If you’re concerned that your heartburn medication could cause dementia, you’re not alone. A study published last year in the journal <i>JAMA Neurology</i> claimed to show a strong correlation between use of the meds and dementia, and headlines quickly sounded the public health alarm. But a new study …

Evidence-Based Medicine

End-Of-Life Medical Spending In Last Twelve Months Of Life Is Lower Than Previously Reported

• Eric B. French1,<br>• Jeremy McCauley2,<br>• Maria Aragon3,<br>• Pieter Bakx4,<br>• Martin Chalkley5,<br>• Stacey H. Chen6,<br>• Bent J. Christensen7,<br>• Hongwei Chuang8,<br>• Aurelie …

Health Policy

Vancouver Port to lead research on effects of ship noise on orcas

VANCOUVER -- A program led by the Vancouver Fraser Port Authority will examine how endangered southern resident killer whales respond to slower …

What a new preschool study tells us about early child education – and about impact evaluation

When I talk to people about impact evaluation results, I often get two reactions:<p>Sure, that intervention delivered great results in a well-managed …

Education

Defense Ministry's push to fund research into dual-use technologies sparks ethics debate among scientists

After losing World War II, Japan decided to pursue pacifism under a war-renouncing Constitution and its scientists vowed to avoid military research …

War

Long Workdays May Be Bad for Your Heart

Working long hours may increase the risk for atrial fibrillation, or irregular heartbeats that can lead to serious cardiovascular complications, a new study in the European Heart Journal found.<p>Lengthy work hours have been shown in several previous studies to increase the risk for cardiovascular …

Diabetes

Turnbull closer to the 'sensible centre' than Abbott, research finds

The political leanings of the average Australian voter are much closer to those of Malcolm Turnbull than Tony Abbott, countering claims by some that …

Malcolm Turnbull

Prost! Kate drowns sorrows after boat race loss

Prince William punched the air in delight when his crew of eight rowers finished almost a length ahead of his wife's boat.<p>The Duke and Duchess acted …

Stem-Cell Research

Why are scientists redefining Alzheimer's disease?

<i>Genetic factors allow scientists to identify new variants that increase a person's risk of Alzheimer's disease.</i><p>Alzheimer's disease is a progressive …

Dementia

The Toll of Exercise on the Heart (and Why You May Not Need to Worry)

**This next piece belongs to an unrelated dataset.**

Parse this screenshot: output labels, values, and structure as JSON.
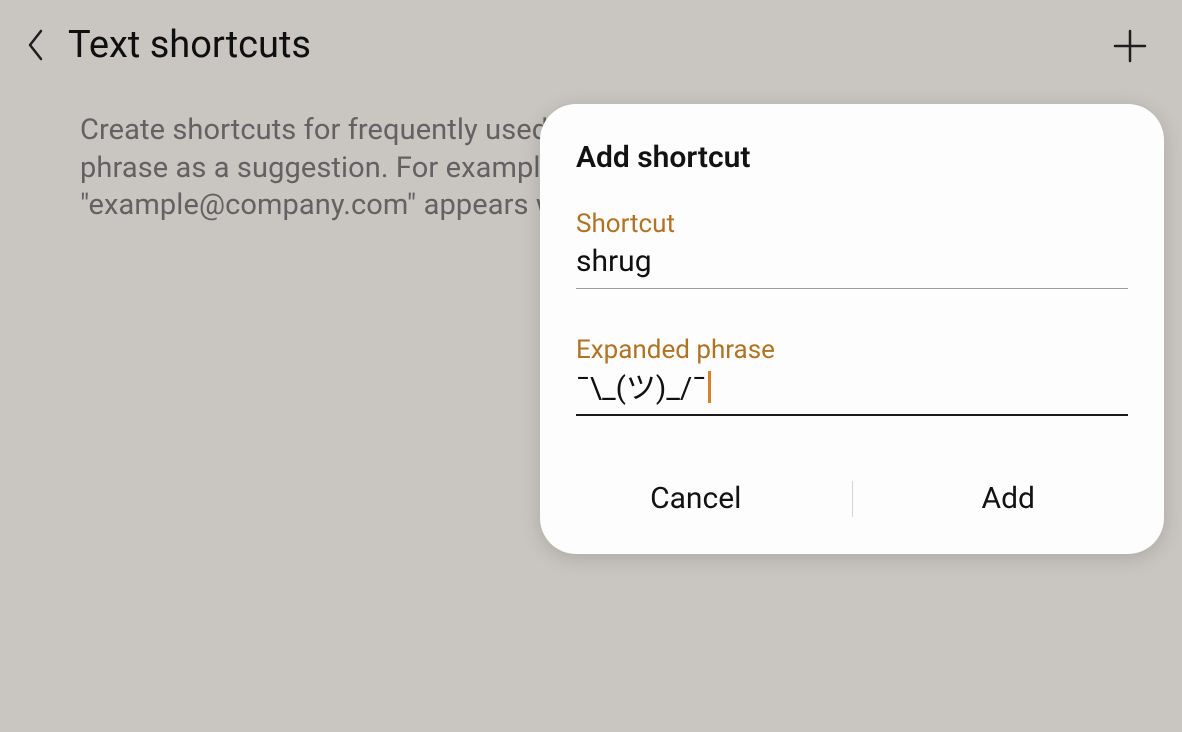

Does spending years running marathons or cycling for long distances potentially strain someone’s heart?<p>Two major new studies of athletes and their coronary arteries suggest that the answer may be a qualified yes. Both studies find that endurance athletes, especially men, who spend years training …

Health